I think of myself that way, as a boy who died and came back. There are terms for someone like this in some cultures. In Tibet, the term is delog (pronounced day-loak) and it refers to someone who leaves the body seemingly dead, travels in other worlds, and comes back with first-hand knowledge of the geography and current conditions in those realms. I have had such knowledge since I was very young, but lacking elders and mentors and a context of understanding in my own society, I was required to be discreet about what I knew.
Nonetheless, I was able to use the gifts that come with what Western psychiatry may call dissociation but ancient and indigenous cultures respect as an engagement with the Otherworld and possibly a shamanic initiation. I could step in and out of time, visit the future and receive visitors from other times and other dimensions. I did ridiculously well in my final school examinations – my photo was on the front pages of the newspapers – in part because I was able to preview the questions, in lucid dreams, before they were given to me in the exam rooms. My intimate connection, in nonordinary reality, with figures from the ancient world helped to propel me into my first job, as a lecturer in ancient history at the Australian National University, at the ripe age of 22. My ability to see what was going on behind the curtain walls of consensual reality served me well when I left academia and became a journalist, covering and often predicting major events in 35 countries from my base as a staff writer and editor for The Economist in London.

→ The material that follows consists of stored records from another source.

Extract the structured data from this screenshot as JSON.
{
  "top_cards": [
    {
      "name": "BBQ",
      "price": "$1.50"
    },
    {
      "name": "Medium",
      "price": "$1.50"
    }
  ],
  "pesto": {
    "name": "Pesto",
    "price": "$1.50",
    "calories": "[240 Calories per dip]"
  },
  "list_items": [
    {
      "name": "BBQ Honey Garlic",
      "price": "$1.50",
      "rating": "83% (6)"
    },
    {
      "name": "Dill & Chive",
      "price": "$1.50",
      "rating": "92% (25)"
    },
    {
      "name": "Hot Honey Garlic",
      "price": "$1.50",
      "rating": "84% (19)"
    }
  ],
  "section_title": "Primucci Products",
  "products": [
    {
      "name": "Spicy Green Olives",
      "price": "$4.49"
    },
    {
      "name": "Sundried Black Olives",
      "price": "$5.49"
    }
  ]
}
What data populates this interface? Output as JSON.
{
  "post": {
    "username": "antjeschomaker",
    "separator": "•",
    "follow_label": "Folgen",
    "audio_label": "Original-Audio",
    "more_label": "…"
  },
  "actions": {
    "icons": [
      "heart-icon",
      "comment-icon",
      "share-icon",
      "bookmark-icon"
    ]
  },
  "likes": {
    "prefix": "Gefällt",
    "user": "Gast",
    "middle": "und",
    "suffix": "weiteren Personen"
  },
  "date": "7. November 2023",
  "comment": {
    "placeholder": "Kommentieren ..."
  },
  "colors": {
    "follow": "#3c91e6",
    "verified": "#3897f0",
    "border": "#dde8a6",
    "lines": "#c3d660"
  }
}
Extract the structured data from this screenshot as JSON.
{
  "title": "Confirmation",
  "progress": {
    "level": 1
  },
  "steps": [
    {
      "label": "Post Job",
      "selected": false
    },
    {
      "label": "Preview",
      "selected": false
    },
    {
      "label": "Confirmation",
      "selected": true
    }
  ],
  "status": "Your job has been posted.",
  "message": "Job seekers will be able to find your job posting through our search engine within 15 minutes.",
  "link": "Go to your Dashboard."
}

I used my dreams, as well as my adventures as a foreign correspondent, as materials for a series of thrillers published in the 1980s. Four of them made the New York Times bestseller list, and this gave me the freedom to say goodbye to employment and live as a full-time writer. I assigned some of my dreams to my fictional characters. When I got on a plane, I sometimes found half a dozen people reading my current novel. Not only able to live as a writer but able to live very well, I may have seemed to others to be living a dream. But this dream quickly palled. Something in my soul was clawing me to a greater purpose.
I decided to get off the commercial fast track and put down roots in my adopted country by moving to a farm in upstate New York. Here, on the edge of traditional Mohawk land, the spirits came after me in a different guise and the shadow of other lives fell across me in ways I could not ignore. I came to accept (not without resistance, confusion and backsliding) that I was required to do nothing less than transform my life. Eventually I embarked on a path for which there is no career track in Western culture: the path of a dream teacher and dream archaeologist. Once again, I died and came back.
Drawing (c) Robert Moss